Relationship with supervisor
- What is your supervisor’s mentoring style? How often will you be able to get on their calendar?
- Who else are you reporting to?
Relationship with department
Postdocs are in a bit of a weird position. You don’t enter with a cohort of classmates like in undergrad or grad school but you’re not faculty either. Some things you might want to know are:
- Where is your office? Is it in the same building as people you want to know?
- Can you attend seminars?
- Can you present in the dept seminar?
What’s the “lab” like?
If you’re being hired as part of a lab or research group, what is the culture of the lab like? How do members of the lab support each other in their research? Ask to speak to a current grad student or postdoc at the lab about their experience.
Can your supervisor or department help with moving costs in any way? Even if they can’t cover all your moving expenses, there may be little things they can do to ease the transition like flying you out in advance to look for housing.
Going on the market…again!
Do I need a new Job Market Paper?
Yes. The only situation where we’re not as sure this applies is if you do a 1-year postdoc i.e. go on consecutive markets
Do I need publications or R&Rs?
It’s not necessarily the end of the world if you don’t, but of course it would help a lot.
Who is going to write your rec letters?
Presumably your postdoc supervisor will be one of them, but you might also want one of your old letter writers (say, your advisor) to write one again.

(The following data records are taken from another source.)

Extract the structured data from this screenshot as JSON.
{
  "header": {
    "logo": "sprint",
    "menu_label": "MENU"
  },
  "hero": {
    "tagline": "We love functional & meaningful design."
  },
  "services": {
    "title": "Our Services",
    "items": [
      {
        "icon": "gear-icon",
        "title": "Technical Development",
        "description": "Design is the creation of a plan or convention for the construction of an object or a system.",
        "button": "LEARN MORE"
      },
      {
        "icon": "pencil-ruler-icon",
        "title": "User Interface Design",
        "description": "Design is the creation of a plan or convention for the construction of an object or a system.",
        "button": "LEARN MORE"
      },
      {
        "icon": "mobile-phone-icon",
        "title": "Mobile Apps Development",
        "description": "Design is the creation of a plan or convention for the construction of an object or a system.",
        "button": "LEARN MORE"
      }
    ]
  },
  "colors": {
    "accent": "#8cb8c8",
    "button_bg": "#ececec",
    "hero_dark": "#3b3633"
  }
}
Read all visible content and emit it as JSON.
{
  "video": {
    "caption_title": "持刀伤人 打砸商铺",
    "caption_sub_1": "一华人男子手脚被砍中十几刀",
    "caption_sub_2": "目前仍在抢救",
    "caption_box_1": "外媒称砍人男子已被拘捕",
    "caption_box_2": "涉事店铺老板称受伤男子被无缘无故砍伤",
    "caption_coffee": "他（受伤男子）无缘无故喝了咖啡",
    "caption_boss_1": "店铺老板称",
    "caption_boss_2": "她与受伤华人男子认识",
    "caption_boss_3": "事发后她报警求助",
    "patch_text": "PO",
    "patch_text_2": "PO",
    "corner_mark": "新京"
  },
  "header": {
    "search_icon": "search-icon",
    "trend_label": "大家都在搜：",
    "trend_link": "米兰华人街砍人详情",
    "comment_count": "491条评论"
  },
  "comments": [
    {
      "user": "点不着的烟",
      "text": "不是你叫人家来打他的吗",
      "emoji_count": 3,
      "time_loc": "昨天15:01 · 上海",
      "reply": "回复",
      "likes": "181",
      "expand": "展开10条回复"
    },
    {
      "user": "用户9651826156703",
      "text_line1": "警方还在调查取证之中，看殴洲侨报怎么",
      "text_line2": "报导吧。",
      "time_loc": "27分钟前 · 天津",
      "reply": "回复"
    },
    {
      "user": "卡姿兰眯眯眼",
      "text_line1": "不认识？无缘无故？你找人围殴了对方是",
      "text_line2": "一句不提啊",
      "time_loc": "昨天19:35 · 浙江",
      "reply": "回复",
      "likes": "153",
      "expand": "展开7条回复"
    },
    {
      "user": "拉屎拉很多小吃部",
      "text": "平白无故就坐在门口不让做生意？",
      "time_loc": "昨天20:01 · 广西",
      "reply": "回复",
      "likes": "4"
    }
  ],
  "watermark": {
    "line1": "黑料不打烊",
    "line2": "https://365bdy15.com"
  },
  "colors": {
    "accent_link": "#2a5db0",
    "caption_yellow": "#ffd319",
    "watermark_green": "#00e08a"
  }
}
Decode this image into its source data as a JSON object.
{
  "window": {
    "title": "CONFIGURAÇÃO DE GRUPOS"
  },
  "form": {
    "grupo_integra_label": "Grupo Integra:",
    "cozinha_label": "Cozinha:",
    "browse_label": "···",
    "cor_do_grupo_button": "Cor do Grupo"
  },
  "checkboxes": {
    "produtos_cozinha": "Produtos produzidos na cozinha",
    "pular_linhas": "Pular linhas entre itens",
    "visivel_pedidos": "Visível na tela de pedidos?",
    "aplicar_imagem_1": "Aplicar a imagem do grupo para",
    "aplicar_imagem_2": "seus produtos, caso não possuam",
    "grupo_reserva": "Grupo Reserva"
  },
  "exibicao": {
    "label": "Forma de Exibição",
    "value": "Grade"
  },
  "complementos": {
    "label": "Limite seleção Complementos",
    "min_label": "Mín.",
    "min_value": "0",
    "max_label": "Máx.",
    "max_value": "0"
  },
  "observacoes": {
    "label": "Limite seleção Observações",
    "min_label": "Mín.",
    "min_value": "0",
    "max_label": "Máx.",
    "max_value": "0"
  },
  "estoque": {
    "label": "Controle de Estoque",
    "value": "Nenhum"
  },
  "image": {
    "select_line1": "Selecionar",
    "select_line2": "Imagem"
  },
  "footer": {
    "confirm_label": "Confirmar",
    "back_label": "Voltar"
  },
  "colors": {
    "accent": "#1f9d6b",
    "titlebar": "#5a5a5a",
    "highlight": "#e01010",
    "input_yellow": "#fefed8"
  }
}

In that case, make an effort to keep them updated on your progress.
How will your supervisor support your job search?
- What kind of administrative support can you get from the department or will you rely on your old department?
- Are they ok with you spending paid time to apply to jobs, go to interviews, do flyouts, etc., even if your job market paper is unrelated to the postdoc?
- Is your supervisor supportive of the type of jobs you are looking for? (academia vs industry, different types of jobs within academia)
For the rest of the document, we’re gonna use “economics” to refer to economics and econ-adjacent fields, rather than saying “economics/management/…” over and over again.↩︎
This also applies to getting a better deal on your internet package.↩︎